Is mom’s apple pie better just because mom made it? Or is it because Mom has a specific human intelligence that is able to, on the fly, understand that the recipe is missing just a dash of cinnamon or salt, regardless of what the recipe says? Or that it needs just an extra 2 minutes of cook time?

Take the evolution of the beer micro brewing industry. Up until then beer was basically mass produced. Then people figured out they could make better beer on their own if they invested more worker hours and better ingredients in the product. *boom* it exploded and grew from grassroots. Then the bigger distillers saw that although the margins were less per unit, the overall market had grown big enough to support them jumping into it.

I get a sense that is what is kind of happening with bourbon as high end explodes and these craft micro distillers start popping up and people start messing with rebarrelling. The problem is that it takes years and years to produce product so it will happen much slower that microbrew. I think we are going to have better bourbons over the next 10 years because producers are going to start putting more worker hours into each bottle.

Computers and technology don’t have taste buds or noses. Not to say there are not people checking things in the current production systems, but there are less employees overall and thus less human interaction and worker hours going into each bottle.

This shift of labor vs. technology has factored into many industries and we do get great bourbons today, no doubt, but to ask which system is better for the connoisseur, well, I like the good ‘ol personal touch.

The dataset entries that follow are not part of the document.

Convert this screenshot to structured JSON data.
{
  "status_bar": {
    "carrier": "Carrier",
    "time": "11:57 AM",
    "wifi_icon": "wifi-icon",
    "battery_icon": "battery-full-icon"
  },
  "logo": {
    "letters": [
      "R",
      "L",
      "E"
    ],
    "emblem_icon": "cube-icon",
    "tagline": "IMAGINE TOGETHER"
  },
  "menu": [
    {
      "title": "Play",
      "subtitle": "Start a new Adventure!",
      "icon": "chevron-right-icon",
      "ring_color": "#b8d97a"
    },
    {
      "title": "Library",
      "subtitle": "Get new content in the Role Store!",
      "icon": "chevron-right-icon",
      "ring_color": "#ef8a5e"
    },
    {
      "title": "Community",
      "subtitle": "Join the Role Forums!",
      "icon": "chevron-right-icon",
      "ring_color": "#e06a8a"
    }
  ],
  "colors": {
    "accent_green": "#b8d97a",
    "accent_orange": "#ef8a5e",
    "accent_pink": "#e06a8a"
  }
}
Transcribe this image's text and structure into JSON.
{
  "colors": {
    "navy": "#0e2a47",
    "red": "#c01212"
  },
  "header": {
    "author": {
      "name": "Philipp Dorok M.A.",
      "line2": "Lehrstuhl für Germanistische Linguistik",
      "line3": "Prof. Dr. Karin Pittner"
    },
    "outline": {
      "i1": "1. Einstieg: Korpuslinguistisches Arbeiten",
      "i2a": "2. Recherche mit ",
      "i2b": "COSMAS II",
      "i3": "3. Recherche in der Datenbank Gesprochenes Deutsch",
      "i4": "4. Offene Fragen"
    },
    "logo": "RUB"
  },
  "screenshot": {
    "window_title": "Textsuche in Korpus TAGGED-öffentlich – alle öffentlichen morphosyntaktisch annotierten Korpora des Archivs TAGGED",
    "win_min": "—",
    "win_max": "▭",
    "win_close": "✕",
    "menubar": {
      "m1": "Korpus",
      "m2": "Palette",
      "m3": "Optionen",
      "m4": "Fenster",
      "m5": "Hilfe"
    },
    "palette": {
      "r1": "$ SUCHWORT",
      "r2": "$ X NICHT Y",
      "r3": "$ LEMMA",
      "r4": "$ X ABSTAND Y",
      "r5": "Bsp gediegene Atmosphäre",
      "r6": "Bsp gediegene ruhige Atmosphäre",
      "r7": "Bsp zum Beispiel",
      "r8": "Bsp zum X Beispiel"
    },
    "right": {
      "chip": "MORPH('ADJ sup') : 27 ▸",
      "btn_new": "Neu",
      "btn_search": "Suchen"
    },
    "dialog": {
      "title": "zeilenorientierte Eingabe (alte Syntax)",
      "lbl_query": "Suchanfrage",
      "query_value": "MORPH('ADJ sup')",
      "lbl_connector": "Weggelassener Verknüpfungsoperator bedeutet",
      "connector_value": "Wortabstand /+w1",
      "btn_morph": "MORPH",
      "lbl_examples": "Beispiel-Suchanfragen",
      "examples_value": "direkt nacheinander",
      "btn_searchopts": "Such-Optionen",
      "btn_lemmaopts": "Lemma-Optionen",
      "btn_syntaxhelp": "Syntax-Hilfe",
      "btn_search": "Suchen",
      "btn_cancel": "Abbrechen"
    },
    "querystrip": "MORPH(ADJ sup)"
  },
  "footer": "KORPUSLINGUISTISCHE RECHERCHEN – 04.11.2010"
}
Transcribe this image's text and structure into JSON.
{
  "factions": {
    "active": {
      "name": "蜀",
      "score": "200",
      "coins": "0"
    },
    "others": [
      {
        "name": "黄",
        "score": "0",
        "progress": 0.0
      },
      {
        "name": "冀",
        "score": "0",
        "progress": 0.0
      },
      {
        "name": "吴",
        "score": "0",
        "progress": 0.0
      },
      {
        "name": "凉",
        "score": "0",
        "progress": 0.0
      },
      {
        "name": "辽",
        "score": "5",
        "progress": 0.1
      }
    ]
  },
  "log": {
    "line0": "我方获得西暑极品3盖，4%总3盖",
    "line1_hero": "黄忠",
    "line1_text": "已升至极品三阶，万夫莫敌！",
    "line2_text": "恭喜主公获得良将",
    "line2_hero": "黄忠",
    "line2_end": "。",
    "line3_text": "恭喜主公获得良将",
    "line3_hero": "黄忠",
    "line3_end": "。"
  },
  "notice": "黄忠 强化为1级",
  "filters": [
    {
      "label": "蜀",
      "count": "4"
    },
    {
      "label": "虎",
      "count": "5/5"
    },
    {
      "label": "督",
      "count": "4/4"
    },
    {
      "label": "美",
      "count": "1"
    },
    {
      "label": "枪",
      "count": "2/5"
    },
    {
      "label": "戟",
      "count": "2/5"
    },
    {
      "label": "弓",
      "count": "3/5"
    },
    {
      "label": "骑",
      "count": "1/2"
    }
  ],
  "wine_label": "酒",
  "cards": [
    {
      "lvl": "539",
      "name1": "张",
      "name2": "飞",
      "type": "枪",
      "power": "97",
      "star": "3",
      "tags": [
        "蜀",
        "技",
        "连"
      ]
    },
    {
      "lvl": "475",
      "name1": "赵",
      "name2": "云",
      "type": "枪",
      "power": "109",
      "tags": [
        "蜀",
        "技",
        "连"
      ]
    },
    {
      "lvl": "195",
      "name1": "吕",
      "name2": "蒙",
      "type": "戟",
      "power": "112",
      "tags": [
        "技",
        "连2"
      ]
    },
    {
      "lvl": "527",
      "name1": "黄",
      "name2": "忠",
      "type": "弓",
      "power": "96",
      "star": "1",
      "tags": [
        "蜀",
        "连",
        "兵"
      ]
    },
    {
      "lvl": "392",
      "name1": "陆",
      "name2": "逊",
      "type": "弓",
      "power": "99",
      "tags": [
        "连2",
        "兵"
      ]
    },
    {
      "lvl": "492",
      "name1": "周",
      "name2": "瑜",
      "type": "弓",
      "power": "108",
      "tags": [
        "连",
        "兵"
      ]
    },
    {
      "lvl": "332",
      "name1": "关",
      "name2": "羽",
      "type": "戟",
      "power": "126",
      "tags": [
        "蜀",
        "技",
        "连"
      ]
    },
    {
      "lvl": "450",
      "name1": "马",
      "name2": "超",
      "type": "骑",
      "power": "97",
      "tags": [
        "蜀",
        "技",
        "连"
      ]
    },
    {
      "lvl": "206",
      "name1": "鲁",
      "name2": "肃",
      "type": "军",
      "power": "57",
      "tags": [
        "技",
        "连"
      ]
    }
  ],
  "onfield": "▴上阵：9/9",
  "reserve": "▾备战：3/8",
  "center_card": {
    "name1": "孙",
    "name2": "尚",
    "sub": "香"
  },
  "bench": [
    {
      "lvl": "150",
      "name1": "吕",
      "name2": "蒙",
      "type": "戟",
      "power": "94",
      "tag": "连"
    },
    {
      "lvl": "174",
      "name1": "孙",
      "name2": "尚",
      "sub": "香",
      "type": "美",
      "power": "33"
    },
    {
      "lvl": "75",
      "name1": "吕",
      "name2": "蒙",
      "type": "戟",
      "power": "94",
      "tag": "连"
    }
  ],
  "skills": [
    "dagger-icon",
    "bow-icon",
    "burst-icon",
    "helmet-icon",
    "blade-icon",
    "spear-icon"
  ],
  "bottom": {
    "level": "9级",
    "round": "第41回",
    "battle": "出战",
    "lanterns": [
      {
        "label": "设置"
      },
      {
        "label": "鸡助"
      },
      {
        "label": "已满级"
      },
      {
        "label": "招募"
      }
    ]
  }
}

Gillman
01-27-2006, 12:04
This is an interesting post with a number of stimulating ideas.

Yet I ask myself, why is it that, say, Buffalo Trace produces such good bourbon? They are a very large plant, no doubt as mechanised as any of them if not more so, yet they produce very characterful bourbon according to many, even by historical standards. A smaller plant such as Maker's Mark, even when individually owned, never really achieved what Trace has in terms of highly flavored, balanced palates (e.g., Rock Hill Farms, or Elmer T. Lee).

Gary